In order for Email Service Providers to have a competitive advantage in 2011 and beyond and avoid fierce competition among themselves, they will have to transform and develop the unique ability to reinvent themselves. Mature players in the field, such as Responsys, and E-Dialogue as well as MailChimp, Fishbowl and Constant Contact, have already carved out niche markets. For example, Responsys serves high-end marketers with a minimum list size of 500K (give or take), while E-Dialogue serves many clients within the sports industry, including MLB.com and Fox Sports as “A” list clients, although they have others in many other industry verticals. The point is, in 2011, maturing ESPs can separate and gain a competitive advantage by serving and going after a specific niche market. For instance, Fishbowl.com predominantly serves the restaurant industry and represents thousands of restaurant chains. Once a certain ESP has established such a niche market, it becomes very difficult for other ESPs to trespass, especially when the niche market ESP offers world-class service to its customers. The sooner ESPs can define who they are, what they do, and who they serve, the better prepared they are stake their claim among the elite. MailChimp, Aweber, and Constant Contact, among many others, are home to SMBs. If you run an ESP, a clear definition of who your target customers are will reap its own (significant) rewards.

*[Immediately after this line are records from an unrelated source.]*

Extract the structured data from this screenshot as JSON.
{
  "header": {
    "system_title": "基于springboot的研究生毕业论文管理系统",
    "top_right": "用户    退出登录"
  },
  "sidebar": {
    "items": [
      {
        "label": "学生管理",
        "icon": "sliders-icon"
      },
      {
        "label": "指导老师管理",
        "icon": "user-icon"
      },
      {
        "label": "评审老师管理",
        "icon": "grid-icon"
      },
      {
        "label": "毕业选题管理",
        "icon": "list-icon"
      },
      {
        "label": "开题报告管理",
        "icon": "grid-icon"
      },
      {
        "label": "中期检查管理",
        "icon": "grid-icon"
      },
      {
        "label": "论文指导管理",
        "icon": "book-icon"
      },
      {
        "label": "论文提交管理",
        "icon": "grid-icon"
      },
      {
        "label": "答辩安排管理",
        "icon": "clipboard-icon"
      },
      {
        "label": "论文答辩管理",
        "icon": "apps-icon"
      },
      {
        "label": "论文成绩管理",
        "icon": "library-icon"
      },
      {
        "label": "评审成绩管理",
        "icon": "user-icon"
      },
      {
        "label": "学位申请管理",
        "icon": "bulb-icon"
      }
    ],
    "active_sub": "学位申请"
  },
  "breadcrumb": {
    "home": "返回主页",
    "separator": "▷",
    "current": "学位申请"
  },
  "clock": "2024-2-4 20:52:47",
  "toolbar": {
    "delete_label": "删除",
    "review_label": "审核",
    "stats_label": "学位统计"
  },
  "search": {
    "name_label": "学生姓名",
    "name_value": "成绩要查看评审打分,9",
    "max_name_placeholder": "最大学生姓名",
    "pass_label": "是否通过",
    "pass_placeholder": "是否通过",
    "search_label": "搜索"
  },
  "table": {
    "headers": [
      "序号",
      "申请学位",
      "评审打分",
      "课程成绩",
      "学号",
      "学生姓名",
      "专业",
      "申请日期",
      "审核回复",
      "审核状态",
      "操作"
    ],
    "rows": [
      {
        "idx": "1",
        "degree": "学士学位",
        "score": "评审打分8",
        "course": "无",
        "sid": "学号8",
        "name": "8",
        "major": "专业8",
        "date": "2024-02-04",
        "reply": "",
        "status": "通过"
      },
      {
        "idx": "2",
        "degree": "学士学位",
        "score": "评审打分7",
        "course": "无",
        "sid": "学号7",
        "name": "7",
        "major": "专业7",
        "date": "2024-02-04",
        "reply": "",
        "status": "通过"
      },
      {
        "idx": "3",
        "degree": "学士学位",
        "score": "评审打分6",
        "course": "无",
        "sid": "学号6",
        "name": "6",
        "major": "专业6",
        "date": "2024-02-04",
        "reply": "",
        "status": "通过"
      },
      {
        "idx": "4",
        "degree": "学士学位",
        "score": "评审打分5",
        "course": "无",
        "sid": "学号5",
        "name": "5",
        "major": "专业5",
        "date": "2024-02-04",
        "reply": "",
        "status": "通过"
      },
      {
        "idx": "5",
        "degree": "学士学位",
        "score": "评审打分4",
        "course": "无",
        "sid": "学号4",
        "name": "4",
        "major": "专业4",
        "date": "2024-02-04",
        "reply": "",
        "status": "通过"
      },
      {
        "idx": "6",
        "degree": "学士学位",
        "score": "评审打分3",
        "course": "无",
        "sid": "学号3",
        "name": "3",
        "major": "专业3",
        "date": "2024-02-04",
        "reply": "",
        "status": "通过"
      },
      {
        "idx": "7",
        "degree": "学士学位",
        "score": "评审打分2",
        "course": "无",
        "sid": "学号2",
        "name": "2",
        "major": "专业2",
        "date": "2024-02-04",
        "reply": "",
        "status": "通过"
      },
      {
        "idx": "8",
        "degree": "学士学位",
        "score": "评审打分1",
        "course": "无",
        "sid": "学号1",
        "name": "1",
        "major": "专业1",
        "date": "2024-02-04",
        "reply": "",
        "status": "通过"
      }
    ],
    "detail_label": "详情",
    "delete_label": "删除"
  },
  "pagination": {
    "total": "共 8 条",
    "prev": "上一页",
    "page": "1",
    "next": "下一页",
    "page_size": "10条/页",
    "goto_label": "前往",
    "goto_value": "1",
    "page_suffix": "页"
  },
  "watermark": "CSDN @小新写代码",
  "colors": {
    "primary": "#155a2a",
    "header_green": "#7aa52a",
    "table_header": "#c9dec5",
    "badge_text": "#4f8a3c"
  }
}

Trend C: Marketing Automation
As Steve Woods eloquently describes in this interview, The Second Wave of Marketing Automation, there is no doubt that the hot money is moving toward Marketing Automation–and fast. In the B2B market, marketing automation vendors such as Aprimo, Eloqua, Marketo, Unica, Manticore Technology, and Pardot are reaping the benefits, and are growing far more quickly than traditional ESPs. And as mentioned before, marketing automation is no longer relegated to the B2B space. And with the recent spate of funding in this segment, along with IBM’s buyout of Unica last quarter, marketing automation is poised for continued strong growth in 2011. In fact, the lines are blurring so rapidly between the B2B and B2C segments, that we may soon see the two merge, which would give rise to B2P (Business to Person), to use the term coined by ExactTarget in its “one-to-one” marketing campaign. The marketing automation software industry continues to segment, as Eloqua and Marketo seem to go after the enterprise market, while Pardot and others are better suited for the SMBs. As this industry matures, large ESPs will look to acquire this technology and find the right fit. To reiterate, these companies are defining themselves early and often.
Clearly, marketing automation has a steady tailwind at its back. However, most of their growth and potential is due to the headwinds created by ESPs. I’ve always said that Email Service Providers form the backbone of this industry, and they come in different shapes and sizes. Some call themselves ESPs, while others prefer the term marketing automation companies. Whichever name you use, in 2011, you will have to find your niche vertical within this quickly developing industry. Retailers and senders today are increasingly savvy, and they want expert advice on delivering real-time value in a real-time marketing world. Whether you are able to deliver email in a timely manner is no longer their only concern. Additionally, they will demand professional advice on sound automated cadence, all with real-world industry specific referrals.
These trends give us a glimpse of what awaits us in the email industry in 2011. These are exciting times for our industry, and we must rise up to meet the challenges before us, and step into this brave new world characterized by real-time marketing, niche verticals, and marketing automation.